ASSIGNMENT => Copy each line of the material beneath that holds the word "JSON".
--------------------------------
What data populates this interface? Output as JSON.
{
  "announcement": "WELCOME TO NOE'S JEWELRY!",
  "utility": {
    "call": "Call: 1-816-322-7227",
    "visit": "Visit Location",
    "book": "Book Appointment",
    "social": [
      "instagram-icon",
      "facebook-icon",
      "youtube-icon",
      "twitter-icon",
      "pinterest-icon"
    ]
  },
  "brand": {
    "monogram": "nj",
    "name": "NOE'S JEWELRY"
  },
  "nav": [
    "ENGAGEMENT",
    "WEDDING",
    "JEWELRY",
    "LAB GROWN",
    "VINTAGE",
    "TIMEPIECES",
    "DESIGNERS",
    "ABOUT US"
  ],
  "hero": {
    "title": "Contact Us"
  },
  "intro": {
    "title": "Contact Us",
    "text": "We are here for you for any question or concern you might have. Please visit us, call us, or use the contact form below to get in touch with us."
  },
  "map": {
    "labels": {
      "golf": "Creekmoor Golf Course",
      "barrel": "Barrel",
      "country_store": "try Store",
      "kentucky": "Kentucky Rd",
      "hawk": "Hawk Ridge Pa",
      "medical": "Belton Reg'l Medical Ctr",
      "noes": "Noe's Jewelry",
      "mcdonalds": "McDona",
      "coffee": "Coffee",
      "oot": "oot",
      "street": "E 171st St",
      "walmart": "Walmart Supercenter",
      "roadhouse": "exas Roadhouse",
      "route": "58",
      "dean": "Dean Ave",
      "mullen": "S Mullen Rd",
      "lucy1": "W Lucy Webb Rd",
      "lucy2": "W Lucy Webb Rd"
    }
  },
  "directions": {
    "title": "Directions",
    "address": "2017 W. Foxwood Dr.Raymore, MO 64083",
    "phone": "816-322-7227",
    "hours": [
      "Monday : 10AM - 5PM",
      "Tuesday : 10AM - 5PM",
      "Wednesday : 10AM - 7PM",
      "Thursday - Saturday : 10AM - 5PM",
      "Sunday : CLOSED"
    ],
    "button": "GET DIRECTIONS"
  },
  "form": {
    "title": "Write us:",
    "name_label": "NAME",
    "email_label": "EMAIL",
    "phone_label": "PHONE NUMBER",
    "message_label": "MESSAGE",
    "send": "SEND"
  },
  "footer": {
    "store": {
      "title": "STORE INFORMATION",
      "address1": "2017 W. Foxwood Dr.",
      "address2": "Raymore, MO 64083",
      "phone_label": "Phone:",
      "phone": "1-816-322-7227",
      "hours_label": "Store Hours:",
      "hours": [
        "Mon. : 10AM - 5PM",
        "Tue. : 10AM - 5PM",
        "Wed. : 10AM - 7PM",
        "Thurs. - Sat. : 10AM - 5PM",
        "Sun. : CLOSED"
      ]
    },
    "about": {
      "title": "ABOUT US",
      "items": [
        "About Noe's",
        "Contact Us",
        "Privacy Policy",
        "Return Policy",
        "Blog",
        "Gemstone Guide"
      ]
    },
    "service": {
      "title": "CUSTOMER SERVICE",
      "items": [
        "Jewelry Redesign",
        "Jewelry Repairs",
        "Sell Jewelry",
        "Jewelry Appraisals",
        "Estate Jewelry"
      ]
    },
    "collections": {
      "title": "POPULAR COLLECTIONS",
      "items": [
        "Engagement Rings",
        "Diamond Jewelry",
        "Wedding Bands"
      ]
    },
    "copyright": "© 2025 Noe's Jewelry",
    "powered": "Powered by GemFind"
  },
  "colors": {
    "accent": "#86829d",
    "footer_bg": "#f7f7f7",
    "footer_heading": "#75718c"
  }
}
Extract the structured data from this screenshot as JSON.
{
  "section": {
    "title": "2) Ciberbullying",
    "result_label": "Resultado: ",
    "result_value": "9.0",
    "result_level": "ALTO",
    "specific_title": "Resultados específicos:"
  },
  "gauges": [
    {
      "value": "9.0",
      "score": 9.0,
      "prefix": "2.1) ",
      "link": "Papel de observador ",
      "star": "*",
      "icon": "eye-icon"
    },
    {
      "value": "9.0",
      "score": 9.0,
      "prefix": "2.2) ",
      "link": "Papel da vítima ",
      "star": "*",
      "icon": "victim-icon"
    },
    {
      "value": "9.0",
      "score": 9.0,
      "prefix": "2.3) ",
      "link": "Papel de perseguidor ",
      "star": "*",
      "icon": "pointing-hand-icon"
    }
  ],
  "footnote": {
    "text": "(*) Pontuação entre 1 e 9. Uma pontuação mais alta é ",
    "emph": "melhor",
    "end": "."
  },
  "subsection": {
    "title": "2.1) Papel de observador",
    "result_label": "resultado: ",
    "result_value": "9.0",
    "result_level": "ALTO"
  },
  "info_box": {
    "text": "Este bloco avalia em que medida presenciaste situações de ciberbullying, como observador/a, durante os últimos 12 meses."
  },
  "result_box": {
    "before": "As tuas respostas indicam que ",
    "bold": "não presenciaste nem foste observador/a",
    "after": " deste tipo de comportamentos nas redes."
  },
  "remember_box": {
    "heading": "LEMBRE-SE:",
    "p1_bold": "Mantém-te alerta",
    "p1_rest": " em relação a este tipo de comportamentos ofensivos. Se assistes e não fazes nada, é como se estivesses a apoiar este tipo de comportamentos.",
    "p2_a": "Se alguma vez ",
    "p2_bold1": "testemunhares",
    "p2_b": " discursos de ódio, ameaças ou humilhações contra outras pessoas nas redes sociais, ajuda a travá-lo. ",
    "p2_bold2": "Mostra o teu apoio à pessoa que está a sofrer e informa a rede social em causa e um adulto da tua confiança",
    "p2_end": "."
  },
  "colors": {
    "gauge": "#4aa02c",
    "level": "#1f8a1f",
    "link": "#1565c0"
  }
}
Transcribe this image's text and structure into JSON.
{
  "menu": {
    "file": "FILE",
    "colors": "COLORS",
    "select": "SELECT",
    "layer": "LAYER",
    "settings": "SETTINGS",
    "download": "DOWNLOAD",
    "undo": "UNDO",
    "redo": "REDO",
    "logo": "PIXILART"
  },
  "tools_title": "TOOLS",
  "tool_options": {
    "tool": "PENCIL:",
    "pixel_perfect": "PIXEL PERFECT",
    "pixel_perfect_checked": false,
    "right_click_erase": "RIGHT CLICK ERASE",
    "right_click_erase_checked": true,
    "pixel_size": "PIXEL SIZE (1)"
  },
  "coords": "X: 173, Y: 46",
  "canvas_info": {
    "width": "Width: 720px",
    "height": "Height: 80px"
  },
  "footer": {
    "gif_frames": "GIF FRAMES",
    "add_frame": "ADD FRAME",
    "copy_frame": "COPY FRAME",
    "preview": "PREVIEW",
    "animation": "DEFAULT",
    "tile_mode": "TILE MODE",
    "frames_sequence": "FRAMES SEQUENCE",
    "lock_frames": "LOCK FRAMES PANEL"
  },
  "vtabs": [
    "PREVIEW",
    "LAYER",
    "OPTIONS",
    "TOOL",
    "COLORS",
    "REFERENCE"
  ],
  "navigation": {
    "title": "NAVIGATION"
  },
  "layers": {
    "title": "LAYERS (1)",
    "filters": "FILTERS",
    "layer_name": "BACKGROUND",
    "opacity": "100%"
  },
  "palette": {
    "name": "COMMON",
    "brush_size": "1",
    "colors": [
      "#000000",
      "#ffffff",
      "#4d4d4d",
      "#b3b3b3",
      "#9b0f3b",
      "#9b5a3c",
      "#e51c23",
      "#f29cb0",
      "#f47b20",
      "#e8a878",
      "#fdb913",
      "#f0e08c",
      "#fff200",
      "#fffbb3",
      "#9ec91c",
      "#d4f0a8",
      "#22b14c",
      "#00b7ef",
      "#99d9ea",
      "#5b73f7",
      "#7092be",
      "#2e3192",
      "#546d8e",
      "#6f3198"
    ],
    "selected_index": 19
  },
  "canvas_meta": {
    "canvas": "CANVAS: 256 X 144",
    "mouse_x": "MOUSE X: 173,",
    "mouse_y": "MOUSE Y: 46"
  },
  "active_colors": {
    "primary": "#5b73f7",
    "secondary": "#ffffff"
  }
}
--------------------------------
TASK RESULT =>
What data populates this interface? Output as JSON.
Extract the structured data from this screenshot as JSON.
Transcribe this image's text and structure into JSON.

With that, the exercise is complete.